An American research team reported that it has possibly cured HIV in a woman for the first time. Building on past successes, as well as failures, in the HIV-cure research field, these scientists used a cutting-edge stem cell transplant method that they expect will expand the pool of people who could receive similar treatment to several dozen annually.
Their patient stepped into a rarified club that includes three men whom scientists have cured, or very likely cured, of HIV. Researchers also know of two women whose own immune systems have, quite extraordinarily, apparently vanquished the virus.
Carl Dieffenbach, director of the Division of AIDS at the National Institute of Allergy and Infectious Diseases, one of multiple divisions of the National Institutes of Health that funds the research network behind the new case study, told NBC News that the accumulation of repeated apparent triumphs in curing HIV “continues to provide hope.”
“It’s important that there continues to be success along this line,” he said.
In the first case of what was ultimately deemed a successful HIV cure, investigators treated the American Timothy Ray Brown for acute myeloid leukemia, or AML. He received a stem cell transplant from a donor who had a rare genetic abnormality that grants the immune cells that HIV targets natural resistance to the virus. The strategy in Brown’s case, which was first made public in 2008, has since apparently cured HIV in two other people. But it has also failed in a string of others.
This therapeutic process is meant to replace an individual’s immune system with another person’s, treating their cancer while also curing their HIV. First, physicians must destroy the original immune system with chemotherapy and sometimes irradiation. The hope is that this also destroys as many immune cells as possible that still quietly harbor HIV despite effective antiretroviral treatment. Then, provided the transplanted HIV-resistant stem cells engraft properly, new viral copies that might emerge from any remaining infected cells will be unable to infect any other immune cells.
It is unethical, experts stress, to attempt an HIV cure through a stem cell transplant — a toxic, sometimes fatal procedure — in anyone who does not have a potentially fatal cancer or other condition that already makes them a candidate for such risky treatment.

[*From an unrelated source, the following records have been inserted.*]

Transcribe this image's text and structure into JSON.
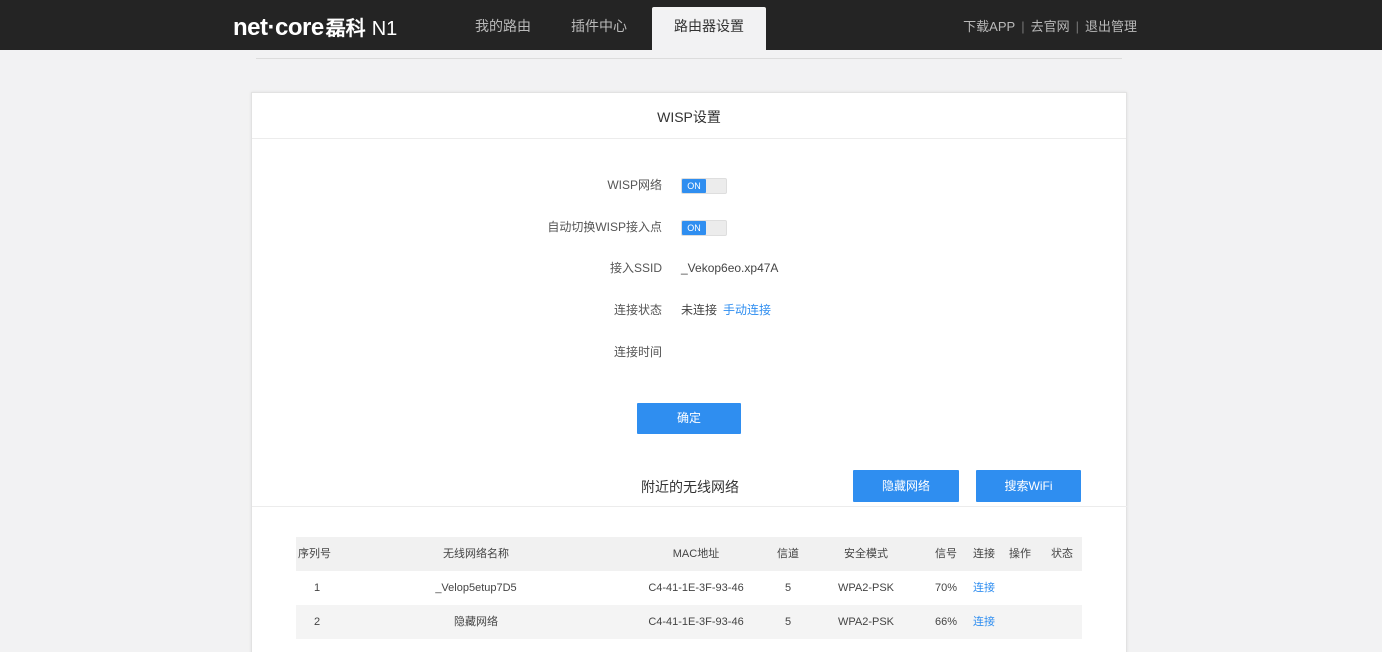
{
  "header": {
    "logo_brand": "net·core",
    "logo_cn": "磊科",
    "logo_model": "N1",
    "tabs": [
      {
        "label": "我的路由"
      },
      {
        "label": "插件中心"
      },
      {
        "label": "路由器设置"
      }
    ],
    "links": [
      {
        "label": "下载APP"
      },
      {
        "label": "去官网"
      },
      {
        "label": "退出管理"
      }
    ]
  },
  "card": {
    "title": "WISP设置",
    "rows": {
      "wisp_network": {
        "label": "WISP网络",
        "toggle_text": "ON"
      },
      "auto_switch": {
        "label": "自动切换WISP接入点",
        "toggle_text": "ON"
      },
      "ssid": {
        "label": "接入SSID",
        "value": "_Vekop6eo.xp47A"
      },
      "status": {
        "label": "连接状态",
        "value": "未连接",
        "link": "手动连接"
      },
      "duration": {
        "label": "连接时间",
        "value": ""
      }
    },
    "confirm_button": "确定",
    "nearby_title": "附近的无线网络",
    "hidden_network_button": "隐藏网络",
    "search_wifi_button": "搜索WiFi"
  },
  "table": {
    "headers": [
      "序列号",
      "无线网络名称",
      "MAC地址",
      "信道",
      "安全模式",
      "信号",
      "连接",
      "操作",
      "状态"
    ],
    "rows": [
      {
        "index": "1",
        "name": "_Velop5etup7D5",
        "mac": "C4-41-1E-3F-93-46",
        "channel": "5",
        "security": "WPA2-PSK",
        "signal": "70%",
        "connect": "连接"
      },
      {
        "index": "2",
        "name": "隐藏网络",
        "mac": "C4-41-1E-3F-93-46",
        "channel": "5",
        "security": "WPA2-PSK",
        "signal": "66%",
        "connect": "连接"
      }
    ]
  },
  "colors": {
    "accent": "#2f8ef0",
    "topbar": "#242424"
  }
}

Dr. Deborah Persaud, a pediatric infectious disease specialist at the Johns Hopkins University School of Medicine who chairs the NIH-funded scientific committee behind the new case study (the International Maternal Pediatric Adolescent AIDS Clinical Trials Network), said that “while we’re very excited” about the new case of possible HIV cure, the stem cell treatment method is “still not a feasible strategy for all but a handful of the millions of people living with HIV